[Page and application data records]
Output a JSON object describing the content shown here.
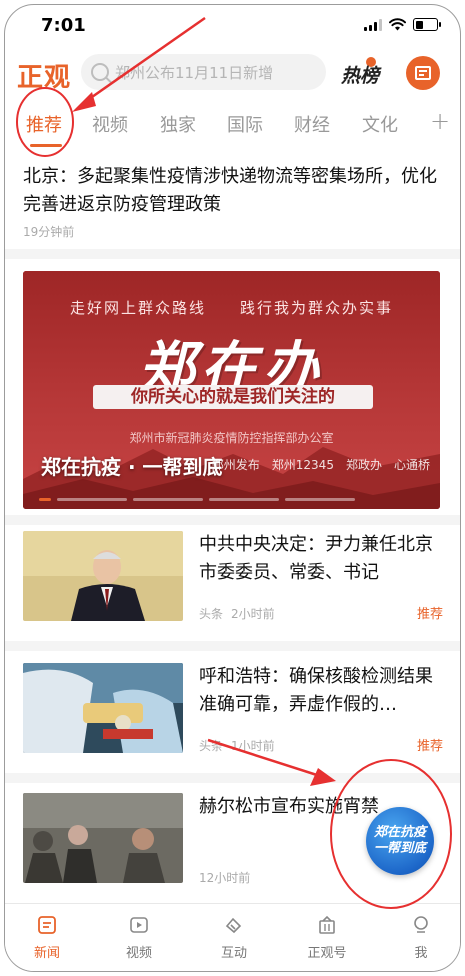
{
  "status_bar": {
    "time": "7:01"
  },
  "header": {
    "logo": "正观",
    "search_placeholder": "郑州公布11月11日新增",
    "hot_rank_label": "热榜"
  },
  "tabs": [
    {
      "label": "推荐",
      "active": true
    },
    {
      "label": "视频"
    },
    {
      "label": "独家"
    },
    {
      "label": "国际"
    },
    {
      "label": "财经"
    },
    {
      "label": "文化"
    }
  ],
  "tab_add": "+",
  "top_story": {
    "title": "北京：多起聚集性疫情涉快递物流等密集场所，优化完善进返京防疫管理政策",
    "time": "19分钟前"
  },
  "banner": {
    "top_line": "走好网上群众路线　　践行我为群众办实事",
    "title": "郑在办",
    "ribbon": "你所关心的就是我们关注的",
    "org": "郑州市新冠肺炎疫情防控指挥部办公室",
    "caption": "郑在抗疫 · 一帮到底",
    "logos": [
      "郑州发布",
      "郑州12345",
      "郑政办",
      "心通桥"
    ]
  },
  "news": [
    {
      "title": "中共中央决定：尹力兼任北京市委委员、常委、书记",
      "source": "头条",
      "time": "2小时前",
      "tag": "推荐"
    },
    {
      "title": "呼和浩特：确保核酸检测结果准确可靠，弄虚作假的…",
      "source": "头条",
      "time": "1小时前",
      "tag": "推荐"
    },
    {
      "title": "赫尔松市宣布实施宵禁",
      "source": "",
      "time": "12小时前",
      "tag": ""
    }
  ],
  "float_badge": {
    "line1": "郑在抗疫",
    "line2": "一帮到底"
  },
  "tab_bar": [
    {
      "label": "新闻",
      "icon": "news-icon",
      "active": true
    },
    {
      "label": "视频",
      "icon": "video-icon"
    },
    {
      "label": "互动",
      "icon": "interact-icon"
    },
    {
      "label": "正观号",
      "icon": "account-icon"
    },
    {
      "label": "我",
      "icon": "me-icon"
    }
  ],
  "colors": {
    "accent": "#e8632a",
    "annotation": "#e63030",
    "banner_red": "#a52c2c",
    "badge_blue": "#1d67c9"
  }
}
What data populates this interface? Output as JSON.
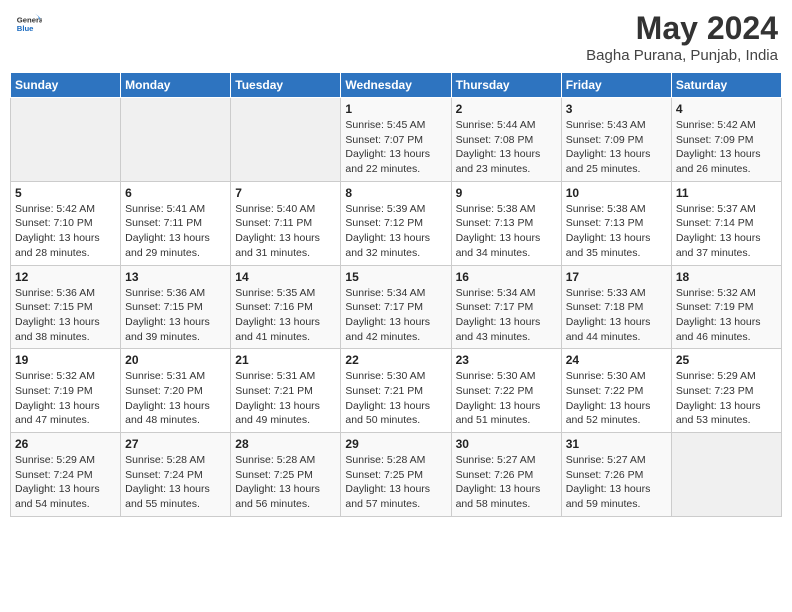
{
  "header": {
    "logo_general": "General",
    "logo_blue": "Blue",
    "title": "May 2024",
    "subtitle": "Bagha Purana, Punjab, India"
  },
  "weekdays": [
    "Sunday",
    "Monday",
    "Tuesday",
    "Wednesday",
    "Thursday",
    "Friday",
    "Saturday"
  ],
  "weeks": [
    [
      {
        "day": "",
        "info": ""
      },
      {
        "day": "",
        "info": ""
      },
      {
        "day": "",
        "info": ""
      },
      {
        "day": "1",
        "info": "Sunrise: 5:45 AM\nSunset: 7:07 PM\nDaylight: 13 hours\nand 22 minutes."
      },
      {
        "day": "2",
        "info": "Sunrise: 5:44 AM\nSunset: 7:08 PM\nDaylight: 13 hours\nand 23 minutes."
      },
      {
        "day": "3",
        "info": "Sunrise: 5:43 AM\nSunset: 7:09 PM\nDaylight: 13 hours\nand 25 minutes."
      },
      {
        "day": "4",
        "info": "Sunrise: 5:42 AM\nSunset: 7:09 PM\nDaylight: 13 hours\nand 26 minutes."
      }
    ],
    [
      {
        "day": "5",
        "info": "Sunrise: 5:42 AM\nSunset: 7:10 PM\nDaylight: 13 hours\nand 28 minutes."
      },
      {
        "day": "6",
        "info": "Sunrise: 5:41 AM\nSunset: 7:11 PM\nDaylight: 13 hours\nand 29 minutes."
      },
      {
        "day": "7",
        "info": "Sunrise: 5:40 AM\nSunset: 7:11 PM\nDaylight: 13 hours\nand 31 minutes."
      },
      {
        "day": "8",
        "info": "Sunrise: 5:39 AM\nSunset: 7:12 PM\nDaylight: 13 hours\nand 32 minutes."
      },
      {
        "day": "9",
        "info": "Sunrise: 5:38 AM\nSunset: 7:13 PM\nDaylight: 13 hours\nand 34 minutes."
      },
      {
        "day": "10",
        "info": "Sunrise: 5:38 AM\nSunset: 7:13 PM\nDaylight: 13 hours\nand 35 minutes."
      },
      {
        "day": "11",
        "info": "Sunrise: 5:37 AM\nSunset: 7:14 PM\nDaylight: 13 hours\nand 37 minutes."
      }
    ],
    [
      {
        "day": "12",
        "info": "Sunrise: 5:36 AM\nSunset: 7:15 PM\nDaylight: 13 hours\nand 38 minutes."
      },
      {
        "day": "13",
        "info": "Sunrise: 5:36 AM\nSunset: 7:15 PM\nDaylight: 13 hours\nand 39 minutes."
      },
      {
        "day": "14",
        "info": "Sunrise: 5:35 AM\nSunset: 7:16 PM\nDaylight: 13 hours\nand 41 minutes."
      },
      {
        "day": "15",
        "info": "Sunrise: 5:34 AM\nSunset: 7:17 PM\nDaylight: 13 hours\nand 42 minutes."
      },
      {
        "day": "16",
        "info": "Sunrise: 5:34 AM\nSunset: 7:17 PM\nDaylight: 13 hours\nand 43 minutes."
      },
      {
        "day": "17",
        "info": "Sunrise: 5:33 AM\nSunset: 7:18 PM\nDaylight: 13 hours\nand 44 minutes."
      },
      {
        "day": "18",
        "info": "Sunrise: 5:32 AM\nSunset: 7:19 PM\nDaylight: 13 hours\nand 46 minutes."
      }
    ],
    [
      {
        "day": "19",
        "info": "Sunrise: 5:32 AM\nSunset: 7:19 PM\nDaylight: 13 hours\nand 47 minutes."
      },
      {
        "day": "20",
        "info": "Sunrise: 5:31 AM\nSunset: 7:20 PM\nDaylight: 13 hours\nand 48 minutes."
      },
      {
        "day": "21",
        "info": "Sunrise: 5:31 AM\nSunset: 7:21 PM\nDaylight: 13 hours\nand 49 minutes."
      },
      {
        "day": "22",
        "info": "Sunrise: 5:30 AM\nSunset: 7:21 PM\nDaylight: 13 hours\nand 50 minutes."
      },
      {
        "day": "23",
        "info": "Sunrise: 5:30 AM\nSunset: 7:22 PM\nDaylight: 13 hours\nand 51 minutes."
      },
      {
        "day": "24",
        "info": "Sunrise: 5:30 AM\nSunset: 7:22 PM\nDaylight: 13 hours\nand 52 minutes."
      },
      {
        "day": "25",
        "info": "Sunrise: 5:29 AM\nSunset: 7:23 PM\nDaylight: 13 hours\nand 53 minutes."
      }
    ],
    [
      {
        "day": "26",
        "info": "Sunrise: 5:29 AM\nSunset: 7:24 PM\nDaylight: 13 hours\nand 54 minutes."
      },
      {
        "day": "27",
        "info": "Sunrise: 5:28 AM\nSunset: 7:24 PM\nDaylight: 13 hours\nand 55 minutes."
      },
      {
        "day": "28",
        "info": "Sunrise: 5:28 AM\nSunset: 7:25 PM\nDaylight: 13 hours\nand 56 minutes."
      },
      {
        "day": "29",
        "info": "Sunrise: 5:28 AM\nSunset: 7:25 PM\nDaylight: 13 hours\nand 57 minutes."
      },
      {
        "day": "30",
        "info": "Sunrise: 5:27 AM\nSunset: 7:26 PM\nDaylight: 13 hours\nand 58 minutes."
      },
      {
        "day": "31",
        "info": "Sunrise: 5:27 AM\nSunset: 7:26 PM\nDaylight: 13 hours\nand 59 minutes."
      },
      {
        "day": "",
        "info": ""
      }
    ]
  ]
}
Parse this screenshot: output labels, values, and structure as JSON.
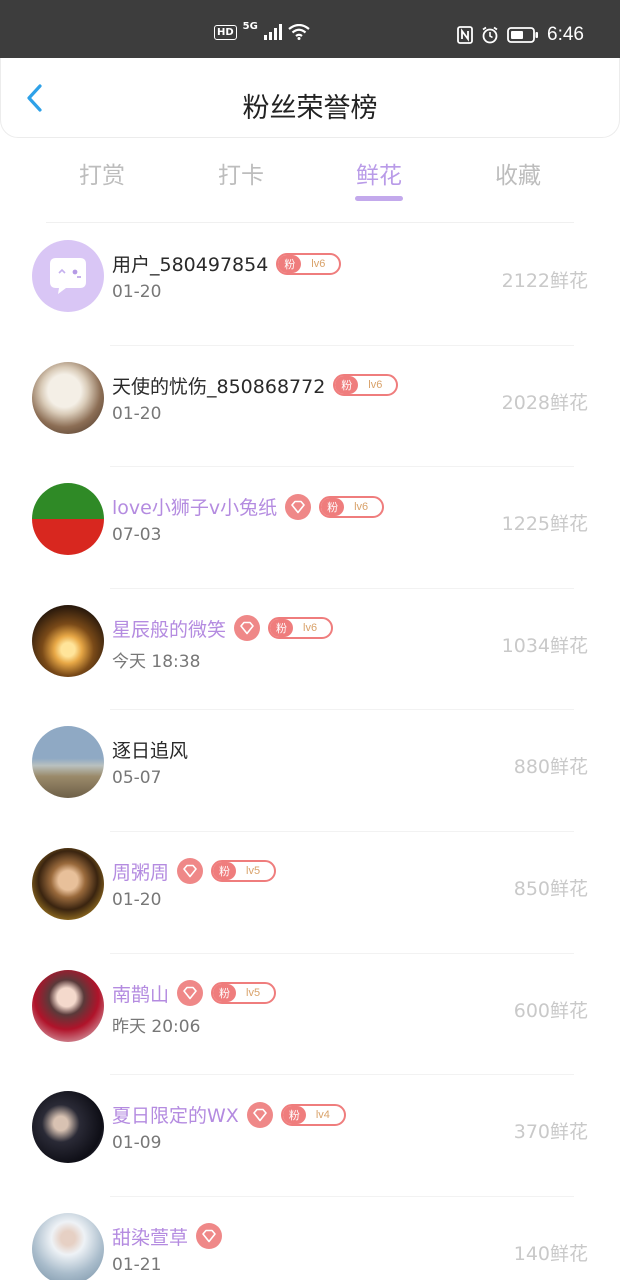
{
  "status_bar": {
    "hd": "HD",
    "network": "5G",
    "time": "6:46"
  },
  "header": {
    "title": "粉丝荣誉榜",
    "back_icon": "chevron-left-icon"
  },
  "tabs": [
    {
      "label": "打赏",
      "active": false
    },
    {
      "label": "打卡",
      "active": false
    },
    {
      "label": "鲜花",
      "active": true
    },
    {
      "label": "收藏",
      "active": false
    }
  ],
  "fans": [
    {
      "name": "用户_580497854",
      "date": "01-20",
      "count": "2122鲜花",
      "vip": false,
      "fan_label": "粉",
      "level": "lv6",
      "avatar": "chat-bubble-avatar"
    },
    {
      "name": "天使的忧伤_850868772",
      "date": "01-20",
      "count": "2028鲜花",
      "vip": false,
      "fan_label": "粉",
      "level": "lv6",
      "avatar": "flowers-photo-avatar"
    },
    {
      "name": "love小狮子v小兔纸",
      "date": "07-03",
      "count": "1225鲜花",
      "vip": true,
      "fan_label": "粉",
      "level": "lv6",
      "avatar": "green-red-avatar"
    },
    {
      "name": "星辰般的微笑",
      "date": "今天 18:38",
      "count": "1034鲜花",
      "vip": true,
      "fan_label": "粉",
      "level": "lv6",
      "avatar": "candle-lights-avatar"
    },
    {
      "name": "逐日追风",
      "date": "05-07",
      "count": "880鲜花",
      "vip": false,
      "fan_label": "",
      "level": "",
      "avatar": "horse-landscape-avatar"
    },
    {
      "name": "周粥周",
      "date": "01-20",
      "count": "850鲜花",
      "vip": true,
      "fan_label": "粉",
      "level": "lv5",
      "avatar": "portrait-avatar"
    },
    {
      "name": "南鹊山",
      "date": "昨天 20:06",
      "count": "600鲜花",
      "vip": true,
      "fan_label": "粉",
      "level": "lv5",
      "avatar": "red-portrait-avatar"
    },
    {
      "name": "夏日限定的WX",
      "date": "01-09",
      "count": "370鲜花",
      "vip": true,
      "fan_label": "粉",
      "level": "lv4",
      "avatar": "dark-portrait-avatar"
    },
    {
      "name": "甜染萱草",
      "date": "01-21",
      "count": "140鲜花",
      "vip": true,
      "fan_label": "",
      "level": "",
      "avatar": "white-costume-avatar"
    }
  ],
  "colors": {
    "accent": "#b99be8",
    "vip_name": "#b48be0",
    "badge_red": "#ef7d7d",
    "count_grey": "#c9c9c9"
  }
}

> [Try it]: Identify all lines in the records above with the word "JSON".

> [Exercise response]:
Output a JSON object describing the content shown here.
What data populates this interface? Output as JSON.
Parse this screenshot: output labels, values, and structure as JSON.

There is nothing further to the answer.